To start with, by the time a prospect visits a community today, he or she is usually armed with a lot of information. ILSs and property websites allow prospects to learn nearly everything about pricing, floor plans and amenities.
So the prospective renter who arrives for a tour often is less interested in gathering basic information and more in experiencing the service and rapport a leasing team has to offer. More than ever, onsite associates have to be ready to provide a warm, engaging and comfortable site visit to prospects.
But that’s just one of several ways in which prospective renters have changed over the years. Here are some of the others:
Many of them want the option of self-guided tours. This is perhaps the ultimate customized tour experience.
So many of today’s prospective renters know exactly what their checklist for a tour is. They know exactly what they want to see, and they don’t want to talk with an associate while they’re seeing it. They want to get in, get out and be able to visit a property at a time that works best for them, not for an onsite associate. Self-guided tours are perfect for those laser-focused shoppers.
They also work for prospects who may not be hyper-focused but who simply prefer to experience a community without an associate hovering over them. Prospects sometimes just don’t feel comfortable reacting candidly to what they’re seeing on a tour when there’s a leasing associate with them.

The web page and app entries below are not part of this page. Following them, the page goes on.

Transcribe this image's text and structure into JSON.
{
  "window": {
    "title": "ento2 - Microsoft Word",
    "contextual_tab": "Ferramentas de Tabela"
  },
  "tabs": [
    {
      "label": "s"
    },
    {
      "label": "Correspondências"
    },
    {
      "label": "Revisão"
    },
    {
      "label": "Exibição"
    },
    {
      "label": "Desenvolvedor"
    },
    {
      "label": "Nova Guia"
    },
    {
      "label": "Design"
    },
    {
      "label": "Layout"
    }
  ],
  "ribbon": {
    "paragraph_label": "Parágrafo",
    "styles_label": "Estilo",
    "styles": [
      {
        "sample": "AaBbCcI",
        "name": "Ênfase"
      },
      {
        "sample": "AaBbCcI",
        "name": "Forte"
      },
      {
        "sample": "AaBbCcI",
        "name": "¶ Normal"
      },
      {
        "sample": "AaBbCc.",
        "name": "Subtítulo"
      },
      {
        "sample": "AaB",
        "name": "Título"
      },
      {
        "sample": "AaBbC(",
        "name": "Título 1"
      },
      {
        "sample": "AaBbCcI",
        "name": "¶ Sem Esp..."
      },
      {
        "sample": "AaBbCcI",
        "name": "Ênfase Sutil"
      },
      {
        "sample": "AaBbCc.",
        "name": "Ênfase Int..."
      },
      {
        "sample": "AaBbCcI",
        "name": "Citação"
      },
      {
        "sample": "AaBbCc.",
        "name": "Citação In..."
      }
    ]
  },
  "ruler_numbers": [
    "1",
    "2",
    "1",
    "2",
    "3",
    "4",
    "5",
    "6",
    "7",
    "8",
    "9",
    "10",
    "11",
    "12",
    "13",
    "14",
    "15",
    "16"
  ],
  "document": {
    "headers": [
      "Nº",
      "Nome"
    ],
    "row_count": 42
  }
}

They want a customized experience. Way back when, prospects put up with communities’ one-size-fits-all approach to site tours and lead follow-up. Not anymore. Today, they want to experience a community on their terms. Many of them are extremely busy and don’t want to spend more time visiting a property than they have to.
If they don’t have a dog and are not interested in getting one, they probably don’t want their tour to include the pet park. If they have no interest in a fitness center, they don’t want you to waste their time showing them where the yoga studio and the Peloton bikes are.
And they are likely to prefer having their initial conversation with an associate somewhere other than at the associate’s desk. A leasing team needs to be able to have an info-gathering and rapport-building conversation anywhere the prospect wants to have it.
Also, with all of the ways to communicate today, each prospect will have a specific channel through which they want to hear from associates. Some prefer text, some prefer email and some older ones – think empty-nest baby boomers – still like to talk over the phone. Disregarding these preferences is a surefire way to drive away a prospect.
They need instant gratification. It’s probably a result of living in the smartphone era, when the answers to seemingly all of our questions are never more than a few screen taps and swipes away. Whatever the cause, when prospects ask for information, they want an answer immediately – even when they’re on tour. It’s unacceptable for an associate to respond with “I don’t have the answer. I’ll find out when we get back to the leasing office.”
More than ever, onsite associates need to be extremely well-informed about their communities and have the technology at their fingertips to quickly answer a prospect’s questions.
In summary, the modern prospect is more sophisticated and particular than ever. And leasing teams have to be ready to rise to the challenge.